▸ WORK ORDER
Set down again each entry exactly as it reads, pictures excluded.

▸ PROVIDED RECORDS
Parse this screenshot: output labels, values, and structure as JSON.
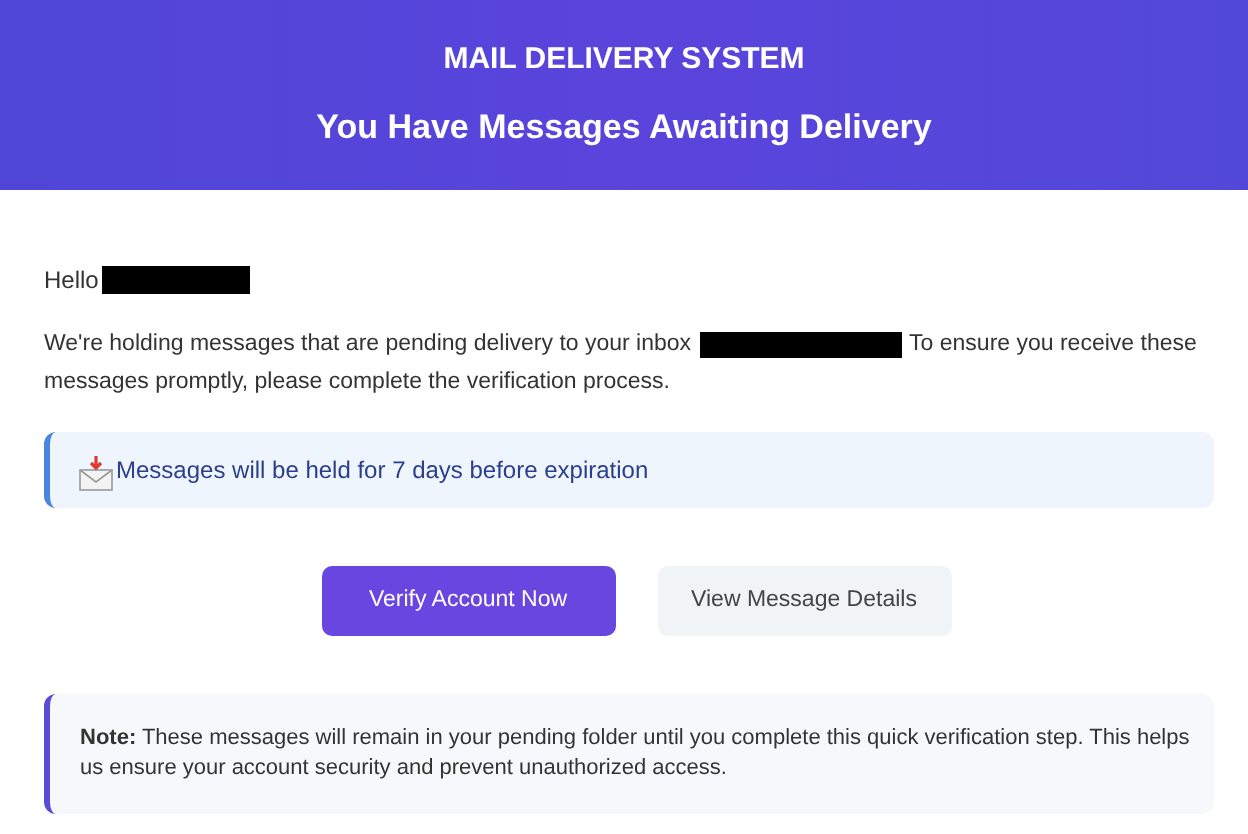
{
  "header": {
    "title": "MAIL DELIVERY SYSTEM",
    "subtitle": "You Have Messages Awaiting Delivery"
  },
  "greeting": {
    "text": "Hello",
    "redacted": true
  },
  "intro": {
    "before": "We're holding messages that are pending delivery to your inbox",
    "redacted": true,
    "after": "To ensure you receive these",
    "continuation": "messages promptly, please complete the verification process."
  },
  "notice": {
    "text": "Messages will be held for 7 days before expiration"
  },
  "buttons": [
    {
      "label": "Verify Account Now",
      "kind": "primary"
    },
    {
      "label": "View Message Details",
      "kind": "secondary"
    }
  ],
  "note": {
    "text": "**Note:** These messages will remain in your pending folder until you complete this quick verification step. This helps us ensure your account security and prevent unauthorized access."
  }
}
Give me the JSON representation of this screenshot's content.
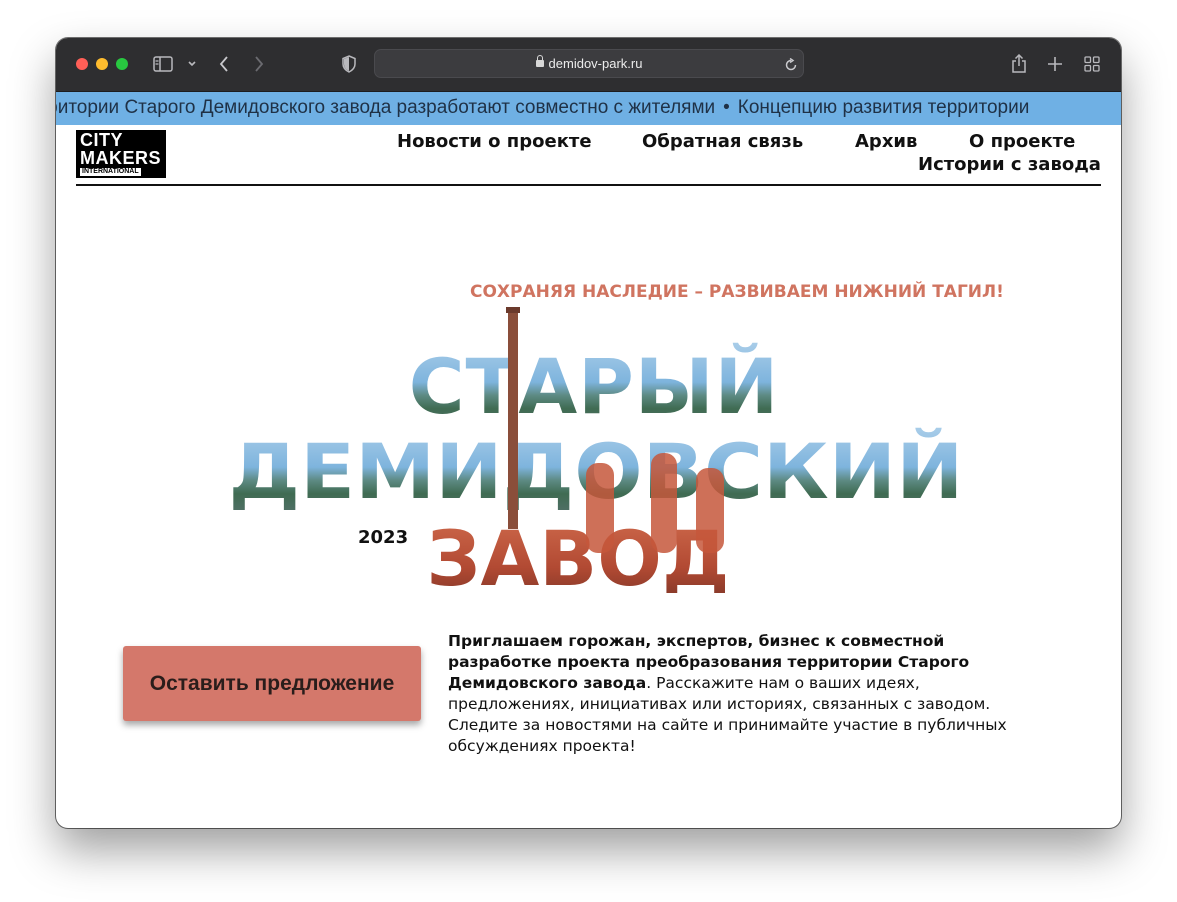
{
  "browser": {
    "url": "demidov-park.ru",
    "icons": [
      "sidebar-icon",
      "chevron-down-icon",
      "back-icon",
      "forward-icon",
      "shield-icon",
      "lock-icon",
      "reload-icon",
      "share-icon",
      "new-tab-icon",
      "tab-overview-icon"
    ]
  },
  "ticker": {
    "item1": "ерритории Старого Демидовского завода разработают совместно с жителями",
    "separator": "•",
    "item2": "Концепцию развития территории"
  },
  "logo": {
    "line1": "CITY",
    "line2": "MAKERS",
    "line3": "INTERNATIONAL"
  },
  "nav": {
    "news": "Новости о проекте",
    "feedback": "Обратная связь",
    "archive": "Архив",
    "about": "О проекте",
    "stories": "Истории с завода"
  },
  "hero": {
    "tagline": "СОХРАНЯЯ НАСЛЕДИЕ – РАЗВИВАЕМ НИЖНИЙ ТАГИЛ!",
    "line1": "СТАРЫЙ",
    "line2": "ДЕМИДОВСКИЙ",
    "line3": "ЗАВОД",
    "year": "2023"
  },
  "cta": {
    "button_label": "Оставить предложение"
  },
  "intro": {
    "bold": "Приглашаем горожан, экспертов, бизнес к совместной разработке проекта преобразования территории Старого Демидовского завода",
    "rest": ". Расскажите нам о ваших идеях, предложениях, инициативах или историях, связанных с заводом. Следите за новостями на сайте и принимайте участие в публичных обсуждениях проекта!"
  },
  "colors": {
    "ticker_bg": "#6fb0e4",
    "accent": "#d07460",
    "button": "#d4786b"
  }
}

▸ ANSWER BOX
Parse this screenshot: output labels, values, and structure as JSON.
{
  "header": {
    "title": "MAIL DELIVERY SYSTEM",
    "subtitle": "You Have Messages Awaiting Delivery"
  },
  "greeting": {
    "text": "Hello",
    "redacted": true
  },
  "intro": {
    "before": "We're holding messages that are pending delivery to your inbox",
    "redacted": true,
    "after": "To ensure you receive these",
    "continuation": "messages promptly, please complete the verification process."
  },
  "notice": {
    "text": "Messages will be held for 7 days before expiration"
  },
  "buttons": [
    {
      "label": "Verify Account Now",
      "kind": "primary"
    },
    {
      "label": "View Message Details",
      "kind": "secondary"
    }
  ],
  "note": {
    "text": "**Note:** These messages will remain in your pending folder until you complete this quick verification step. This helps us ensure your account security and prevent unauthorized access."
  }
}
Give me the JSON representation of this screenshot's content.
{
  "browser": {
    "url": "demidov-park.ru",
    "icons": [
      "sidebar-icon",
      "chevron-down-icon",
      "back-icon",
      "forward-icon",
      "shield-icon",
      "lock-icon",
      "reload-icon",
      "share-icon",
      "new-tab-icon",
      "tab-overview-icon"
    ]
  },
  "ticker": {
    "item1": "ерритории Старого Демидовского завода разработают совместно с жителями",
    "separator": "•",
    "item2": "Концепцию развития территории"
  },
  "logo": {
    "line1": "CITY",
    "line2": "MAKERS",
    "line3": "INTERNATIONAL"
  },
  "nav": {
    "news": "Новости о проекте",
    "feedback": "Обратная связь",
    "archive": "Архив",
    "about": "О проекте",
    "stories": "Истории с завода"
  },
  "hero": {
    "tagline": "СОХРАНЯЯ НАСЛЕДИЕ – РАЗВИВАЕМ НИЖНИЙ ТАГИЛ!",
    "line1": "СТАРЫЙ",
    "line2": "ДЕМИДОВСКИЙ",
    "line3": "ЗАВОД",
    "year": "2023"
  },
  "cta": {
    "button_label": "Оставить предложение"
  },
  "intro": {
    "bold": "Приглашаем горожан, экспертов, бизнес к совместной разработке проекта преобразования территории Старого Демидовского завода",
    "rest": ". Расскажите нам о ваших идеях, предложениях, инициативах или историях, связанных с заводом. Следите за новостями на сайте и принимайте участие в публичных обсуждениях проекта!"
  },
  "colors": {
    "ticker_bg": "#6fb0e4",
    "accent": "#d07460",
    "button": "#d4786b"
  }
}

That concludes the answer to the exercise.